from opentelemetry.sdk.trace.export import BatchSpanProcessor,ConsoleSpanExporter

app = Flask(__name__) 

# To print the traces on the console

# To send the traces to the configured OTEL collector
OTLPSpanExporter(endpoint=os.environ.get("LM_OTEL_ENDPOINT"), insecure=True)))

def hello():  
       return "Hello World!"  

if __name__ == "__main__":  

Test our application

Let’s test our application by running the Python app. You should the server started as below:

python app.py
Testing Python application


You should be able to see the traces on the LogicMonitor portal after hitting the endpoint (“”) from your browser: 

Traces showing success in LogicMonitor

You can view additional information by clicking on the trace:

Additional information of a trace in LogicMonitor.

The traces on the console would look like this:

Traces within console example.

Next Steps

Congratulations, you have instrumented a flask-based Python application emitting traces using the OpenTelemetry Protocol (OTLP) Specification! Now, you’ll have visibility into your application and be able to address any potential bottlenecks present in your application code. If you’re already using LogicMonitor to monitor your infrastructure or collect logs, you’ll be able to associate these traces for faster troubleshooting. 

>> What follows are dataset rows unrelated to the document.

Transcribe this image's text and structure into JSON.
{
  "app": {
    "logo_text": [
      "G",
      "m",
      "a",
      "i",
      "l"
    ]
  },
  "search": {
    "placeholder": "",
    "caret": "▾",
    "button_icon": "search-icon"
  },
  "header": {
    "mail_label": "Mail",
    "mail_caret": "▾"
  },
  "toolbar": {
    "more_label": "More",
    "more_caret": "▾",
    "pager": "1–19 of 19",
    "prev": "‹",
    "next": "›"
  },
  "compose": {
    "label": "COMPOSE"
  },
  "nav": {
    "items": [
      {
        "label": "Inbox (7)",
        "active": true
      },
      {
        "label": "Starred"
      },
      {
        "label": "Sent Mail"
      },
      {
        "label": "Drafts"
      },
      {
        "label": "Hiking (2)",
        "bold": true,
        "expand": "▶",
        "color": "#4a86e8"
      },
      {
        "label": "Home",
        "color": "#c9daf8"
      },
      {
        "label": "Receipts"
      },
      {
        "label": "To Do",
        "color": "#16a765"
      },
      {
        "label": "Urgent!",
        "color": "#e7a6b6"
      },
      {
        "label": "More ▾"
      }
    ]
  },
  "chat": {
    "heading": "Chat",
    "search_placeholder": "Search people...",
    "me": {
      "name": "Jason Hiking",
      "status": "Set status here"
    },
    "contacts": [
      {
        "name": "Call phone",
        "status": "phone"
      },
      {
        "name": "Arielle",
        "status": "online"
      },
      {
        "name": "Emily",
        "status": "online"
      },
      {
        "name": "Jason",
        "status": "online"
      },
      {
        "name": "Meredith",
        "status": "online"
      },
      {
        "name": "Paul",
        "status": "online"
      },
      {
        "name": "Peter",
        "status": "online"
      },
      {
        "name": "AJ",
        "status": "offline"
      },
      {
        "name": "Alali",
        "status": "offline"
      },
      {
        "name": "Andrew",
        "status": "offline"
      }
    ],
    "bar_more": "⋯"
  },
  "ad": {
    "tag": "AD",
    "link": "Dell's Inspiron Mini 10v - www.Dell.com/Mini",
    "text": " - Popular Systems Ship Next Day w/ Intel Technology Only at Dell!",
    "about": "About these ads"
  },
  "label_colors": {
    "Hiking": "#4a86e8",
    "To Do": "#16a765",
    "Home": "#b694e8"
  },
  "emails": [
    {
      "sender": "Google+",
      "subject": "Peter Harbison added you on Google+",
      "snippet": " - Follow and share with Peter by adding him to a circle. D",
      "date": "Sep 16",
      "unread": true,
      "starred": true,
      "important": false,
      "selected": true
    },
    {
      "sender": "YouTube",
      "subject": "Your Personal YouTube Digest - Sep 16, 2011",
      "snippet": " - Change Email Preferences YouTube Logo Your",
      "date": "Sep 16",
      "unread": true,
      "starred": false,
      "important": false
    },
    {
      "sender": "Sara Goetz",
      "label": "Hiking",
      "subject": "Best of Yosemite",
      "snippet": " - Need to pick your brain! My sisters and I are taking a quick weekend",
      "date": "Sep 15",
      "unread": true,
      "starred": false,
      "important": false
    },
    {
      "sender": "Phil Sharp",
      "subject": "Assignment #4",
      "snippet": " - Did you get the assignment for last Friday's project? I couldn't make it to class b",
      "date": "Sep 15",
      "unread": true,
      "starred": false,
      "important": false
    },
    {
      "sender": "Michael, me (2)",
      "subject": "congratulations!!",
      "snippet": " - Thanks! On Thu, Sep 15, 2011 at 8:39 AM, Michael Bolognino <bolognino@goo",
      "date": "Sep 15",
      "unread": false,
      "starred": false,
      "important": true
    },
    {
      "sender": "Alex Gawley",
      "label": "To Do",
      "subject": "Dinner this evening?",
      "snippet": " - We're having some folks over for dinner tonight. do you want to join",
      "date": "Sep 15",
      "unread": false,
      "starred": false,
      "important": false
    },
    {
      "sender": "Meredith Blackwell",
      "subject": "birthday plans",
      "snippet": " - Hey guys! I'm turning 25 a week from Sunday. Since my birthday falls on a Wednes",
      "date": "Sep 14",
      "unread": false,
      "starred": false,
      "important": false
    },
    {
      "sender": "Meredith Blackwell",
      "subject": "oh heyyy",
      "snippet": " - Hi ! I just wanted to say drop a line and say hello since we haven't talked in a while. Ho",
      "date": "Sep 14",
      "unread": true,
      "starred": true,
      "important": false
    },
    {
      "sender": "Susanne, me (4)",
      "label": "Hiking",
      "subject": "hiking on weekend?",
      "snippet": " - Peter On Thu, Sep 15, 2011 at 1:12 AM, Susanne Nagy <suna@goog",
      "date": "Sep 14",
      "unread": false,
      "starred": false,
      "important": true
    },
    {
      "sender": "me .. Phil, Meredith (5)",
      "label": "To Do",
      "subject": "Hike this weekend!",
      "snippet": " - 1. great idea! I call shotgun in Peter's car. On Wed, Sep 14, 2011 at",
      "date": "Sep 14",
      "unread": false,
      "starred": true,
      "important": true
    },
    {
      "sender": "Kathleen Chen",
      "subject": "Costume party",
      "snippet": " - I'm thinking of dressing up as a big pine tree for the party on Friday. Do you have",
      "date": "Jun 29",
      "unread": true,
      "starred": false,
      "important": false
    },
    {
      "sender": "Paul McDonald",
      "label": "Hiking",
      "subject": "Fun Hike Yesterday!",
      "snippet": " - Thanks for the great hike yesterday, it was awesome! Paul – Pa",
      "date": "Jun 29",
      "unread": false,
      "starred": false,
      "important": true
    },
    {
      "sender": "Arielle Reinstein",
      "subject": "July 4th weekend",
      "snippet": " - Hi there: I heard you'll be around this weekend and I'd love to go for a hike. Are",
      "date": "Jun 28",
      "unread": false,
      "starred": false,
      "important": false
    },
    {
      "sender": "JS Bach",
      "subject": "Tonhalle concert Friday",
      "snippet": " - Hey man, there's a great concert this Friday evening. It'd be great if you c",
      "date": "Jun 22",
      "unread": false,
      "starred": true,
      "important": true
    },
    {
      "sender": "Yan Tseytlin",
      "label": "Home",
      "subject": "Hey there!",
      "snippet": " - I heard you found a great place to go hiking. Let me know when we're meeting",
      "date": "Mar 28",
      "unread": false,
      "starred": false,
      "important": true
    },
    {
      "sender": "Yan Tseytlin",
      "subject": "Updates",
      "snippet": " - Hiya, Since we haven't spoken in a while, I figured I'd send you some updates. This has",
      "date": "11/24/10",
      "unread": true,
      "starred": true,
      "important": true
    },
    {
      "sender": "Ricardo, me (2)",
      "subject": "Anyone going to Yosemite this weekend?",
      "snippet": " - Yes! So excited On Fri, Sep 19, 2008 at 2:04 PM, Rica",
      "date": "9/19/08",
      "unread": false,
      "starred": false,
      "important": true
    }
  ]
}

If you’re not already sending in logs, try it out here to further enrich how much context you can bring into LogicMonitor. 

External Resources

We recommend the following resources to learn more about OpenTelemetry and CNCF:

  • Join their Slack community here.
  • Check out their OTel documentation here.
  • Read more or leave feedback in the OTel Python repo here.

Check back for more blogs covering steps for distributed tracing with OpenTelemetry standards across other application languages.